**Dataset records:**
__________

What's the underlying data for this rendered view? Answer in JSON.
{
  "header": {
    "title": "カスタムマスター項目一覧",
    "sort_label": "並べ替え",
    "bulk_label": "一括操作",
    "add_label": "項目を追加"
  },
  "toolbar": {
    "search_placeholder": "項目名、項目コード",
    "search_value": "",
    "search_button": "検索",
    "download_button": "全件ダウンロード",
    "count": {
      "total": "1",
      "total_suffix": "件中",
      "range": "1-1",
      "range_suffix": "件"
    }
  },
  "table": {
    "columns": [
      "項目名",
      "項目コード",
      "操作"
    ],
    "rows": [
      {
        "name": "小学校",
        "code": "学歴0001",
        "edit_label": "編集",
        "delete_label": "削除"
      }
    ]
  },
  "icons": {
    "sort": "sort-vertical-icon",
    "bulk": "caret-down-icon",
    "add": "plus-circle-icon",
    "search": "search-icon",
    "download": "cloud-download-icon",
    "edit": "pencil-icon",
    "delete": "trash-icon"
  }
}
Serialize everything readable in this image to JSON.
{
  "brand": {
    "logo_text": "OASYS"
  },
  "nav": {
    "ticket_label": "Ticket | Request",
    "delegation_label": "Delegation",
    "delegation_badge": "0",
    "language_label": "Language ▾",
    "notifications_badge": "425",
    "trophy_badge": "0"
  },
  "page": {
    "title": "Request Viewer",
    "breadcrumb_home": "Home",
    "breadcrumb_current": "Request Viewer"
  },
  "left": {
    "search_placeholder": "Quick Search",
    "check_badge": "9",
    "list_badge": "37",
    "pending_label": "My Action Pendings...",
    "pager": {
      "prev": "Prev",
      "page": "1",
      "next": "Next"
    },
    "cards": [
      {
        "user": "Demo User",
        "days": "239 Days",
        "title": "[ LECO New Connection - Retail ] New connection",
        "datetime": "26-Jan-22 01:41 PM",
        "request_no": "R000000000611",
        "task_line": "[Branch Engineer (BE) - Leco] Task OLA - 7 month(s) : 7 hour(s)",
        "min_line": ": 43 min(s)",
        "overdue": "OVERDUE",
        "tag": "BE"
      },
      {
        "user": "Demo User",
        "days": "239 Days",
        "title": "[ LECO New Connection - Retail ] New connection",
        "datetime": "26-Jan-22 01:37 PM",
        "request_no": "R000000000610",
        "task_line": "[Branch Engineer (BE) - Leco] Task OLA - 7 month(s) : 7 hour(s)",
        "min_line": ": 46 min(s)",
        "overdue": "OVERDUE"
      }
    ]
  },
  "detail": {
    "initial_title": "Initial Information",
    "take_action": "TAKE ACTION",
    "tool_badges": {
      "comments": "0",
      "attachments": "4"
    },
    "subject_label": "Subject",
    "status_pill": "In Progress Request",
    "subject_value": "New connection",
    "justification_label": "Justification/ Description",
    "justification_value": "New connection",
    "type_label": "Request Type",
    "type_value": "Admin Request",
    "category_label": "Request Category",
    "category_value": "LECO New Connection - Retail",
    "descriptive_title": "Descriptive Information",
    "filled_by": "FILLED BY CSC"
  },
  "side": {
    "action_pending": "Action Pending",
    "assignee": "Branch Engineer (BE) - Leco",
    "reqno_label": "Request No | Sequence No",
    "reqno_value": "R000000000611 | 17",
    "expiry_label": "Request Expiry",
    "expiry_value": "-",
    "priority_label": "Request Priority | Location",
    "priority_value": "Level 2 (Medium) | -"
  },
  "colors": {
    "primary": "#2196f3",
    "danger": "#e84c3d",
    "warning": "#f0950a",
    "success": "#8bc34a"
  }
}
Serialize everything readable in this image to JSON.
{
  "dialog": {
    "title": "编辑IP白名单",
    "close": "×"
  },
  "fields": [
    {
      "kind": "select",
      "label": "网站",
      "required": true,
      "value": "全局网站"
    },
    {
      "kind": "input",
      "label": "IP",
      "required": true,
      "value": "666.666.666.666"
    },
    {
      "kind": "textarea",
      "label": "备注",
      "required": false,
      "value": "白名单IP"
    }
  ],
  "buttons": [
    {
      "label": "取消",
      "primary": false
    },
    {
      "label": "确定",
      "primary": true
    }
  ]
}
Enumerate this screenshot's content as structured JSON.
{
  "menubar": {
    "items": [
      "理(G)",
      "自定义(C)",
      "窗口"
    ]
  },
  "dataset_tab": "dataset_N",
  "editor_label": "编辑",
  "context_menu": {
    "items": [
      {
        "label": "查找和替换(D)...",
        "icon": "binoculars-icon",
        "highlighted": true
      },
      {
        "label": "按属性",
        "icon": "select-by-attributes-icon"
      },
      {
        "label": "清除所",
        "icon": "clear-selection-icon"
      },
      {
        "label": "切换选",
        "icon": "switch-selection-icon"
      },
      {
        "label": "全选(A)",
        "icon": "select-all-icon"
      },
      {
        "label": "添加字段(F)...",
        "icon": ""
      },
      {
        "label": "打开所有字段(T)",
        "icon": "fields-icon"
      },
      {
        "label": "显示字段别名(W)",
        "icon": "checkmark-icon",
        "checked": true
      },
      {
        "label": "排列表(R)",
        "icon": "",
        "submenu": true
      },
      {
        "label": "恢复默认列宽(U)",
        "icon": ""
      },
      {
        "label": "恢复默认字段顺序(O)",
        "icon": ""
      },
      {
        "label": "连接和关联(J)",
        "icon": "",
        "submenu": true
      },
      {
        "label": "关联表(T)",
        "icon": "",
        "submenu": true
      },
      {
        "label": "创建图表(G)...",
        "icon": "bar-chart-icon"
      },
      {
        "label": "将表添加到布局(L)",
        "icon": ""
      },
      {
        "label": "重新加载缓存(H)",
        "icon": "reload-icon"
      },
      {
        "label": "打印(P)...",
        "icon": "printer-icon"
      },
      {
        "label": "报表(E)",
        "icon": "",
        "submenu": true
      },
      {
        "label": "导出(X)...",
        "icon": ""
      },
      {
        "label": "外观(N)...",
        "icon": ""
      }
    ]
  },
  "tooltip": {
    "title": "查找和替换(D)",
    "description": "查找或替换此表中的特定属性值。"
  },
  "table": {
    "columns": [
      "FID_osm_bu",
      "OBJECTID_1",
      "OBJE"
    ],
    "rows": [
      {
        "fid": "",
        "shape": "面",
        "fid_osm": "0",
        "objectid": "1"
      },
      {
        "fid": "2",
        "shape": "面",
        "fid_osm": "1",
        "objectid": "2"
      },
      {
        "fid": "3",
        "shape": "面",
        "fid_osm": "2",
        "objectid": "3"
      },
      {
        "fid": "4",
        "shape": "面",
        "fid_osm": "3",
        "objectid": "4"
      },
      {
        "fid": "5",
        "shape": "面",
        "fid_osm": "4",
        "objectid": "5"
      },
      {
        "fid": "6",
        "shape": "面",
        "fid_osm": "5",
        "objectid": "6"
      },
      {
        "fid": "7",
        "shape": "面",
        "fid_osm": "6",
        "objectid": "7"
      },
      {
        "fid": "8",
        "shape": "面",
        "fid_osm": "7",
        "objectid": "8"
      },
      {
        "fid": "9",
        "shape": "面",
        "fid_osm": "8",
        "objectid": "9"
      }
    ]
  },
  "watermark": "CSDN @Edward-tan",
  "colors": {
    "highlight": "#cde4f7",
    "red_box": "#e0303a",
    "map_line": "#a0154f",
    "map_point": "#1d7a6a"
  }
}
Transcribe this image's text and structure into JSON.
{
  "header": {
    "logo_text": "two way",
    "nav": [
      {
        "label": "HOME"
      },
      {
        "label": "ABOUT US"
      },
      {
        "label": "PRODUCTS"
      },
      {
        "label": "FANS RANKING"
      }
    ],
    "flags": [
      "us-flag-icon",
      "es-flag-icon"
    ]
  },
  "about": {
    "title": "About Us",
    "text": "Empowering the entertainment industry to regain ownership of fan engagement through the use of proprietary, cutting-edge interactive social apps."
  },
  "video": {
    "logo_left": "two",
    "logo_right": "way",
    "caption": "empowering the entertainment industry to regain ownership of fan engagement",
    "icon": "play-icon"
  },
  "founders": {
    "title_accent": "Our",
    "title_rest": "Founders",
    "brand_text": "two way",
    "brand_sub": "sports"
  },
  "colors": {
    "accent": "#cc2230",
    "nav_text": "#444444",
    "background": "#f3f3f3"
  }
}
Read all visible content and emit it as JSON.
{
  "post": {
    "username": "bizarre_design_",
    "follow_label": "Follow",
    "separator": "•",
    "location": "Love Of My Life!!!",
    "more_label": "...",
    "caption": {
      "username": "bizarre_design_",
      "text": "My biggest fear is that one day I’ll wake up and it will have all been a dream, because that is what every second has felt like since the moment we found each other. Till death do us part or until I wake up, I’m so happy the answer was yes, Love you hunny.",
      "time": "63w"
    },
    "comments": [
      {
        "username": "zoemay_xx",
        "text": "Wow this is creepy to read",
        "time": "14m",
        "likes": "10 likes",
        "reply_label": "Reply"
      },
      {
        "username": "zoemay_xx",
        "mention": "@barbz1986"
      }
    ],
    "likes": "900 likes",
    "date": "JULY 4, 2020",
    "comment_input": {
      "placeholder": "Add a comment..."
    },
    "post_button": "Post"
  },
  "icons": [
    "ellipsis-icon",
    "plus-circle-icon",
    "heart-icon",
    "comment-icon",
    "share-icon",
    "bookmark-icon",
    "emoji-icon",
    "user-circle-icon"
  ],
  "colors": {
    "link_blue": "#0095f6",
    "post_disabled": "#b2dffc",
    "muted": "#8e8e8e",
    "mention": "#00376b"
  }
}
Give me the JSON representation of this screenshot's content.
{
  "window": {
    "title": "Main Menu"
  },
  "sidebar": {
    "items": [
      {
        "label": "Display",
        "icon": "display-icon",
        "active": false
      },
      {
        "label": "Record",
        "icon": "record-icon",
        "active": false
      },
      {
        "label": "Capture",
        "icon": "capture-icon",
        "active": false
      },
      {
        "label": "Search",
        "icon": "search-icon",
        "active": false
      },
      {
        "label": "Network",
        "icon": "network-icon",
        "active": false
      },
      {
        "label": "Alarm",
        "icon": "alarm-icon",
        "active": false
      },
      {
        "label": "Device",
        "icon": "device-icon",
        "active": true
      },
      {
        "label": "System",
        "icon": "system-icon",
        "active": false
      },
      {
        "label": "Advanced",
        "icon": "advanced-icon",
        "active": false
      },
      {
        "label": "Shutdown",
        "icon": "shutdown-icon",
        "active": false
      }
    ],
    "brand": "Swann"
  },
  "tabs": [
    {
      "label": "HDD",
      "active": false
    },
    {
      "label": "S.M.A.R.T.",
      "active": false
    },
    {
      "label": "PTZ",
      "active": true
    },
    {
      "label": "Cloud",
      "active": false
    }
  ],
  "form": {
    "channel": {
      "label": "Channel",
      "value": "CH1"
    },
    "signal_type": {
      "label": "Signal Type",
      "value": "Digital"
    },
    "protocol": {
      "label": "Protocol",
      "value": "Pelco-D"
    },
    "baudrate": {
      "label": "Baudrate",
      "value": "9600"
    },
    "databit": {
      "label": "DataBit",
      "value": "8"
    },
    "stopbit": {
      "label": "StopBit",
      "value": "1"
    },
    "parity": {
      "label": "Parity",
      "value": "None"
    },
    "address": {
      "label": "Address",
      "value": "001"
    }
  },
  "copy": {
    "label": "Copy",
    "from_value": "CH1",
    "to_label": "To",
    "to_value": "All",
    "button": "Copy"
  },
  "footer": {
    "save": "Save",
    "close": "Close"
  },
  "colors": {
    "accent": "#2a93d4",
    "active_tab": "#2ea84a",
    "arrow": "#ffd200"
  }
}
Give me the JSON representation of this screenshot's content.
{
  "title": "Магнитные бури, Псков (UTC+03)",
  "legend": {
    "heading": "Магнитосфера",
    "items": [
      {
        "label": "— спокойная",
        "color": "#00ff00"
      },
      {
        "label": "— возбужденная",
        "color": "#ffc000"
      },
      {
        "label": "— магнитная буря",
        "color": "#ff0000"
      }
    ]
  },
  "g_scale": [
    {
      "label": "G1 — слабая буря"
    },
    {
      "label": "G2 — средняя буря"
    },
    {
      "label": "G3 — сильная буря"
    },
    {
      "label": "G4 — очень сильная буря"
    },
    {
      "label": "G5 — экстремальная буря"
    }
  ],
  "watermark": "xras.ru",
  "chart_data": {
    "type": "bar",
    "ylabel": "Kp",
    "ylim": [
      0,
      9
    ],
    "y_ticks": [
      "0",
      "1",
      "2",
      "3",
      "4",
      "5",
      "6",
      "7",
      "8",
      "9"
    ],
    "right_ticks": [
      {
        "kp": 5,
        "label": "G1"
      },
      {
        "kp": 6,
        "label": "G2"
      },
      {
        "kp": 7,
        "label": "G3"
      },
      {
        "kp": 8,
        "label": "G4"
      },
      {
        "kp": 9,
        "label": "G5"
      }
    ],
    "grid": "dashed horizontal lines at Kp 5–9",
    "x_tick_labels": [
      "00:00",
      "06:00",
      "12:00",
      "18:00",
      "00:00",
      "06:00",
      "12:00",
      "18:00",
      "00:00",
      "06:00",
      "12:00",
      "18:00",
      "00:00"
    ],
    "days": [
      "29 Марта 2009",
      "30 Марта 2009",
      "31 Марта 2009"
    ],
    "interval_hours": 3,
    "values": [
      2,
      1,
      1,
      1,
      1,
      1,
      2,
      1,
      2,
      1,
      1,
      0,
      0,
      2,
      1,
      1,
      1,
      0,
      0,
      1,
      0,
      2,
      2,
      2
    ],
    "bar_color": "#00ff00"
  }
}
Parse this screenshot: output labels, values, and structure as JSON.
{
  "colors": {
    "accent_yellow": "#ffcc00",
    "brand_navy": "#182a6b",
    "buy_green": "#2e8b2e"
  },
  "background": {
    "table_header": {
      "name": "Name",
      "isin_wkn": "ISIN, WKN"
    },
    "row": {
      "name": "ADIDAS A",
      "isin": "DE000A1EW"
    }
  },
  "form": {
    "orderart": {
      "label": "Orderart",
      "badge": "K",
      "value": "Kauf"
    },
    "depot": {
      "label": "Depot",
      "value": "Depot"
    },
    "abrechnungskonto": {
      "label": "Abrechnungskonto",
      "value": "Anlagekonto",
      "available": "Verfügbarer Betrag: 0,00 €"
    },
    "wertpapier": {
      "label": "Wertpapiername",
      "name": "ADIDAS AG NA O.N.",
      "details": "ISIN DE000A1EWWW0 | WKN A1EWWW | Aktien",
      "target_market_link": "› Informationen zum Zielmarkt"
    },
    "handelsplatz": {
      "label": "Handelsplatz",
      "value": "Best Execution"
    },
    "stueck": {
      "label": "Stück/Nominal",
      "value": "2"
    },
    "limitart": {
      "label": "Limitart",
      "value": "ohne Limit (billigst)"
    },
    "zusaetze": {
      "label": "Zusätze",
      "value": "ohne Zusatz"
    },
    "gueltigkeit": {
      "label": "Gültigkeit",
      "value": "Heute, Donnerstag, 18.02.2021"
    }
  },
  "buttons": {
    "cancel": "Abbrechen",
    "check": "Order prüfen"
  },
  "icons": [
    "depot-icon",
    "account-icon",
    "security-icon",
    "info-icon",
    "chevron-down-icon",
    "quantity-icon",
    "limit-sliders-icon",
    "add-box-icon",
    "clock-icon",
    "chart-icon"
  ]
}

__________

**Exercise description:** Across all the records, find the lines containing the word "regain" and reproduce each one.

**Result of this task:**
    "text": "Empowering the entertainment industry to regain ownership of fan engagement through the use of proprietary, cutting-edge interactive social apps."
    "caption": "empowering the entertainment industry to regain ownership of fan engagement",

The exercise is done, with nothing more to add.